In the penultimate chapter of Arthur Leo Zagat's "Seven Out of Time," our team of time-lost humans captures one of the future-earth doctils and whips up a plan to destroy the doctils' colony on a distant planet in order to thwart their plan to take over Earth 1939, sacrificing themselves if necessary. The twofold plan involves destroying a barrier protecting the doctils from the planet's hostile indigenous life and killing the doctils' matra, the last true female preserved for breeding purposes.
She was far greater in size than any woman we had seen, but she was formed like the women we knew, and not like the grotesque beings who guarded her. Her skin was white as the fabric on which she was stretched, and lustrous. Great-bosomed she was, and huge-limbed, and tremendously wide of hip. Her eyes were closed in a deep slumber that somehow I knew was something other than sleep. The contours of her face had an almost unearthly beauty, yet she wore, like a mask, an expression of bovine placidity, of mindless calm, that made her somewhat less than human.
Why didn't they put that on the cover?
Rounding out this week are two stand-alone stories. Nat Shachner, who specialized in sci-fi for the pulps and historical sketches for The American Mercury, contributes "Test for a Tatar," which comes as close as anything in Argosy to the blood and thunder people associate with real pulp fiction. It's a gruesome tale of the rise of Temujin the Mongol to power and his taking of the name Genghis Khan. It's told from the viewpoint of Subotai, the Khan's loyal vassal, who sees his lord manipulated and set up for assassination by Targoutai the Taidjut, though who the real manipulator is proves open to question. A seemingly drunken Temujin tests the loyalty of his own tribesmen by ordering them to kill their favorite horses, and then their favorite wives. Luckily, Subotai is a bachelor, and the other men have wives to spare. Targoutai finally goads Temujin into killing his own father, but Subotai thwarts the Taidjut's plan to slay Temujin at his moment of triumph. Argosy is no kiddie pulp and its stories can take an amoral turn, but there really seems to be no point here other than mayhem -- but I suppose there was an audience for that, too. Finally, the editor predicts that A. M. Burrage's "Out to Rest" is "certain to become one of the most memorable short stories of the year." It's really a trifle, and I can't imagine its premise was much less familiar then than it is now.

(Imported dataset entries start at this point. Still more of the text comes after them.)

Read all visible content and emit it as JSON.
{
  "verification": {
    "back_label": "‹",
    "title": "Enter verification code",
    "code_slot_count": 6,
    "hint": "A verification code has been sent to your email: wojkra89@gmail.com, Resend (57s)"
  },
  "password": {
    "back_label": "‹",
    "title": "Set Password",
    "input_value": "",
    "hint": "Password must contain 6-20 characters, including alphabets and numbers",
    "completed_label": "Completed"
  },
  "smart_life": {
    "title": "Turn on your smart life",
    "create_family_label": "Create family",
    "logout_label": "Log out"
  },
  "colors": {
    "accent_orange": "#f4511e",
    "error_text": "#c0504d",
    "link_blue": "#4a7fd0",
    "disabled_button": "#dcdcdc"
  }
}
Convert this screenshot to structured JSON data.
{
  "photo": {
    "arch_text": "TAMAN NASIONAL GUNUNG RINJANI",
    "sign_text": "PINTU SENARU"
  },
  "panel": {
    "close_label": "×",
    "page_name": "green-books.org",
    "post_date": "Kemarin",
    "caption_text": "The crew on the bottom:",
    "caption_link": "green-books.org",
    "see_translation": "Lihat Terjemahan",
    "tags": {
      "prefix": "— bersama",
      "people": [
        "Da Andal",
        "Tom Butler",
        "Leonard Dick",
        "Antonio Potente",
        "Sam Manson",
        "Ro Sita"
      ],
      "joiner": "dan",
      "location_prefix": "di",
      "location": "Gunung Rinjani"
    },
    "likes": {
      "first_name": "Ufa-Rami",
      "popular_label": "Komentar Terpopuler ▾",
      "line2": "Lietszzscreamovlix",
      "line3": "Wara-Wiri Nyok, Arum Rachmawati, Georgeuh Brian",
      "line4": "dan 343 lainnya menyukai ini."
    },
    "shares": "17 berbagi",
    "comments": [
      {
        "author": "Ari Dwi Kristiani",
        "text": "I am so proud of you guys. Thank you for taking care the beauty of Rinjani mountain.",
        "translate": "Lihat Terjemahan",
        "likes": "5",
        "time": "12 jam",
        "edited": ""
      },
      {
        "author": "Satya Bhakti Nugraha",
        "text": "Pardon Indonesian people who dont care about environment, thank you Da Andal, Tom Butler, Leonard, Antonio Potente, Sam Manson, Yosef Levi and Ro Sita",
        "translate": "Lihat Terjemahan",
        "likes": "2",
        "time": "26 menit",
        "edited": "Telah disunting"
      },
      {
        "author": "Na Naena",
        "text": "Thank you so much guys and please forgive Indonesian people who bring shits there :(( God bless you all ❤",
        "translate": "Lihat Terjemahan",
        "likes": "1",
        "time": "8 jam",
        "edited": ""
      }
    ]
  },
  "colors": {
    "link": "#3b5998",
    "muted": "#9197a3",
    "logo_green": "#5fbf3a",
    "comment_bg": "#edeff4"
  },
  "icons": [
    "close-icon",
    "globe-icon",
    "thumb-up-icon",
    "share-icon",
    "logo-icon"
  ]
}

A soldier (or is it a former soldier) can't tell whether he's dreaming in wartime of his death in bed two decades later or dreaming in the present of his dead comrades from the war. Can you guess which it is?
* * *
There was at least one kind of story rarely or never seen in Argosy. As letter writer Mrs. Clay Clark of Camden ME writes in this week's Argonotes column: "ARGOSY has always printed a different type of story for each and every issue, a miracle, yet there is one type I cannot recall ever seeing ... the Negro stories." By which she means comical stories about those funny colored people who talk in Amos 'n Andy dialect. The editor answers: "We don't know why people don't write Negro stories for ARGOSY, but we are rather relieved, because unless a Negro-dialect yarn is very, very good, it is apt to be simply terrible."
I've found a few racist stories in Argosy, and a few -- fewer, sadly -- that actually count as anti-racist. I hope to share some of the latter with you sometime, but as for all my American readers, the April 15 deadline looms -- and I have more reading to do.
TO BE CONTINUED